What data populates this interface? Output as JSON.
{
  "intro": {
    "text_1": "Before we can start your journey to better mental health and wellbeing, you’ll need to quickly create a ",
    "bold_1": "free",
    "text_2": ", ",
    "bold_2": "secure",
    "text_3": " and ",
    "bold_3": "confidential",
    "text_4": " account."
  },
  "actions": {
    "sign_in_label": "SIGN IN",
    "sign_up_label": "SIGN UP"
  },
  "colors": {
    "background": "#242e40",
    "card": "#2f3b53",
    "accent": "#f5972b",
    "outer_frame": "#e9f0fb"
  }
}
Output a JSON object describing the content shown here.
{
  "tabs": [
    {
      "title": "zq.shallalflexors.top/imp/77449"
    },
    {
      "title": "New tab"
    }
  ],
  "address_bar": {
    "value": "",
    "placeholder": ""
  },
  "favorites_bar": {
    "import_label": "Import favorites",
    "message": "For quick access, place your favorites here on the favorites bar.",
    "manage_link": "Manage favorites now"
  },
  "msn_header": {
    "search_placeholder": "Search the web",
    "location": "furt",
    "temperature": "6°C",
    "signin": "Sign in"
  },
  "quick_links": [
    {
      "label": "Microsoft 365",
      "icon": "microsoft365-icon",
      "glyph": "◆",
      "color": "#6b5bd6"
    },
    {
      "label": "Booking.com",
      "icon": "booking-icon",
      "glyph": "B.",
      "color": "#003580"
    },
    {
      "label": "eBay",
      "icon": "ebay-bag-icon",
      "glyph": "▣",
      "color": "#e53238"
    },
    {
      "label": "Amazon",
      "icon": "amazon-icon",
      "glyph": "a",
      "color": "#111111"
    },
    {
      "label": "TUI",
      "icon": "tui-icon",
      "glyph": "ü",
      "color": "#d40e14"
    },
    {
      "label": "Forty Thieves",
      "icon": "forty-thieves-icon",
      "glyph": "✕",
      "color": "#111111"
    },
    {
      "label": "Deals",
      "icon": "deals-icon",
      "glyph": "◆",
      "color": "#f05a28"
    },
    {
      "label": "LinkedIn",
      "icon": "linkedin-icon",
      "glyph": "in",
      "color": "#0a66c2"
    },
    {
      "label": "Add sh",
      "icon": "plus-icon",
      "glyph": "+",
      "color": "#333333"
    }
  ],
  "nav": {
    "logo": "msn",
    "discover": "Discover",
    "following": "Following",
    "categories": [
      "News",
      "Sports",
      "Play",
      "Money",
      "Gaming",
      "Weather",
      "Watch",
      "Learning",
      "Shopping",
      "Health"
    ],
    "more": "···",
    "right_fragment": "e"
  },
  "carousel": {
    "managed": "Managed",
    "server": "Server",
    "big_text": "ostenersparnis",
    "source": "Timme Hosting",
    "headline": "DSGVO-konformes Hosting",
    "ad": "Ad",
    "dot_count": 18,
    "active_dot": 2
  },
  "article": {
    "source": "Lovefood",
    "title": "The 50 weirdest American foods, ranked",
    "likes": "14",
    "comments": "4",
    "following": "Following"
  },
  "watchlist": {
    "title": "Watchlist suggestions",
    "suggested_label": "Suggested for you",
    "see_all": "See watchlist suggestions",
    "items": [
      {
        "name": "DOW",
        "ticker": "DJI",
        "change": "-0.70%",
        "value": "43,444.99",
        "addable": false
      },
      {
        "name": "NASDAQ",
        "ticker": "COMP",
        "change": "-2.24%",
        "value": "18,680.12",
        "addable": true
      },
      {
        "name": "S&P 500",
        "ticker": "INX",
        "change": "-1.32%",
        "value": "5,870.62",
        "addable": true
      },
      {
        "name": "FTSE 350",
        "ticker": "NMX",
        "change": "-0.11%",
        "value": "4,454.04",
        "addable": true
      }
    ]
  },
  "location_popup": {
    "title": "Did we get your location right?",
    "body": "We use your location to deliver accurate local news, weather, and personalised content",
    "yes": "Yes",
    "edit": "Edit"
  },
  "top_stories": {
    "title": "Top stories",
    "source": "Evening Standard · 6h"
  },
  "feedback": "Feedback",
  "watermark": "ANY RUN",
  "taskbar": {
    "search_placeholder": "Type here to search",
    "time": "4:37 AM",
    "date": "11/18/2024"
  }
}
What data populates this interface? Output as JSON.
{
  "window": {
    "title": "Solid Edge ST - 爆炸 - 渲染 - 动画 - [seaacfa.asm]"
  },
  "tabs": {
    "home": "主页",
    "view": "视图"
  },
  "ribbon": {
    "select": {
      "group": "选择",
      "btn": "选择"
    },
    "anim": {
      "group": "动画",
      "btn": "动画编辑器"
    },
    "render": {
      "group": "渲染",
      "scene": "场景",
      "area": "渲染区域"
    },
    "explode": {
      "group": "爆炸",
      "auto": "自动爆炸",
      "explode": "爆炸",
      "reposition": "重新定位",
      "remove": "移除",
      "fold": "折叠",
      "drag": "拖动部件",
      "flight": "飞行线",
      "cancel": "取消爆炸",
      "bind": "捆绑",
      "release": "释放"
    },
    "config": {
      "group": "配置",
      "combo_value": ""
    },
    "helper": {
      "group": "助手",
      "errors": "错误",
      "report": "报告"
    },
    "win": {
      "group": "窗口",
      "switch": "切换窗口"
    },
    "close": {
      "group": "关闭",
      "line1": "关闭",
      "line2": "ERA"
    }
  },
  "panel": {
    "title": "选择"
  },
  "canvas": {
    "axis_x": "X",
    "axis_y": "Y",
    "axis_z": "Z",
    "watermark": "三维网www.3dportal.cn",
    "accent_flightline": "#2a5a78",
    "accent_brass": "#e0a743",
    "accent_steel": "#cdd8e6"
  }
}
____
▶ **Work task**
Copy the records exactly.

▶ **Response box**
What data populates this interface? Output as JSON.
{
  "intro": {
    "text_1": "Before we can start your journey to better mental health and wellbeing, you’ll need to quickly create a ",
    "bold_1": "free",
    "text_2": ", ",
    "bold_2": "secure",
    "text_3": " and ",
    "bold_3": "confidential",
    "text_4": " account."
  },
  "actions": {
    "sign_in_label": "SIGN IN",
    "sign_up_label": "SIGN UP"
  },
  "colors": {
    "background": "#242e40",
    "card": "#2f3b53",
    "accent": "#f5972b",
    "outer_frame": "#e9f0fb"
  }
}
Output a JSON object describing the content shown here.
{
  "tabs": [
    {
      "title": "zq.shallalflexors.top/imp/77449"
    },
    {
      "title": "New tab"
    }
  ],
  "address_bar": {
    "value": "",
    "placeholder": ""
  },
  "favorites_bar": {
    "import_label": "Import favorites",
    "message": "For quick access, place your favorites here on the favorites bar.",
    "manage_link": "Manage favorites now"
  },
  "msn_header": {
    "search_placeholder": "Search the web",
    "location": "furt",
    "temperature": "6°C",
    "signin": "Sign in"
  },
  "quick_links": [
    {
      "label": "Microsoft 365",
      "icon": "microsoft365-icon",
      "glyph": "◆",
      "color": "#6b5bd6"
    },
    {
      "label": "Booking.com",
      "icon": "booking-icon",
      "glyph": "B.",
      "color": "#003580"
    },
    {
      "label": "eBay",
      "icon": "ebay-bag-icon",
      "glyph": "▣",
      "color": "#e53238"
    },
    {
      "label": "Amazon",
      "icon": "amazon-icon",
      "glyph": "a",
      "color": "#111111"
    },
    {
      "label": "TUI",
      "icon": "tui-icon",
      "glyph": "ü",
      "color": "#d40e14"
    },
    {
      "label": "Forty Thieves",
      "icon": "forty-thieves-icon",
      "glyph": "✕",
      "color": "#111111"
    },
    {
      "label": "Deals",
      "icon": "deals-icon",
      "glyph": "◆",
      "color": "#f05a28"
    },
    {
      "label": "LinkedIn",
      "icon": "linkedin-icon",
      "glyph": "in",
      "color": "#0a66c2"
    },
    {
      "label": "Add sh",
      "icon": "plus-icon",
      "glyph": "+",
      "color": "#333333"
    }
  ],
  "nav": {
    "logo": "msn",
    "discover": "Discover",
    "following": "Following",
    "categories": [
      "News",
      "Sports",
      "Play",
      "Money",
      "Gaming",
      "Weather",
      "Watch",
      "Learning",
      "Shopping",
      "Health"
    ],
    "more": "···",
    "right_fragment": "e"
  },
  "carousel": {
    "managed": "Managed",
    "server": "Server",
    "big_text": "ostenersparnis",
    "source": "Timme Hosting",
    "headline": "DSGVO-konformes Hosting",
    "ad": "Ad",
    "dot_count": 18,
    "active_dot": 2
  },
  "article": {
    "source": "Lovefood",
    "title": "The 50 weirdest American foods, ranked",
    "likes": "14",
    "comments": "4",
    "following": "Following"
  },
  "watchlist": {
    "title": "Watchlist suggestions",
    "suggested_label": "Suggested for you",
    "see_all": "See watchlist suggestions",
    "items": [
      {
        "name": "DOW",
        "ticker": "DJI",
        "change": "-0.70%",
        "value": "43,444.99",
        "addable": false
      },
      {
        "name": "NASDAQ",
        "ticker": "COMP",
        "change": "-2.24%",
        "value": "18,680.12",
        "addable": true
      },
      {
        "name": "S&P 500",
        "ticker": "INX",
        "change": "-1.32%",
        "value": "5,870.62",
        "addable": true
      },
      {
        "name": "FTSE 350",
        "ticker": "NMX",
        "change": "-0.11%",
        "value": "4,454.04",
        "addable": true
      }
    ]
  },
  "location_popup": {
    "title": "Did we get your location right?",
    "body": "We use your location to deliver accurate local news, weather, and personalised content",
    "yes": "Yes",
    "edit": "Edit"
  },
  "top_stories": {
    "title": "Top stories",
    "source": "Evening Standard · 6h"
  },
  "feedback": "Feedback",
  "watermark": "ANY RUN",
  "taskbar": {
    "search_placeholder": "Type here to search",
    "time": "4:37 AM",
    "date": "11/18/2024"
  }
}
What data populates this interface? Output as JSON.
{
  "window": {
    "title": "Solid Edge ST - 爆炸 - 渲染 - 动画 - [seaacfa.asm]"
  },
  "tabs": {
    "home": "主页",
    "view": "视图"
  },
  "ribbon": {
    "select": {
      "group": "选择",
      "btn": "选择"
    },
    "anim": {
      "group": "动画",
      "btn": "动画编辑器"
    },
    "render": {
      "group": "渲染",
      "scene": "场景",
      "area": "渲染区域"
    },
    "explode": {
      "group": "爆炸",
      "auto": "自动爆炸",
      "explode": "爆炸",
      "reposition": "重新定位",
      "remove": "移除",
      "fold": "折叠",
      "drag": "拖动部件",
      "flight": "飞行线",
      "cancel": "取消爆炸",
      "bind": "捆绑",
      "release": "释放"
    },
    "config": {
      "group": "配置",
      "combo_value": ""
    },
    "helper": {
      "group": "助手",
      "errors": "错误",
      "report": "报告"
    },
    "win": {
      "group": "窗口",
      "switch": "切换窗口"
    },
    "close": {
      "group": "关闭",
      "line1": "关闭",
      "line2": "ERA"
    }
  },
  "panel": {
    "title": "选择"
  },
  "canvas": {
    "axis_x": "X",
    "axis_y": "Y",
    "axis_z": "Z",
    "watermark": "三维网www.3dportal.cn",
    "accent_flightline": "#2a5a78",
    "accent_brass": "#e0a743",
    "accent_steel": "#cdd8e6"
  }
}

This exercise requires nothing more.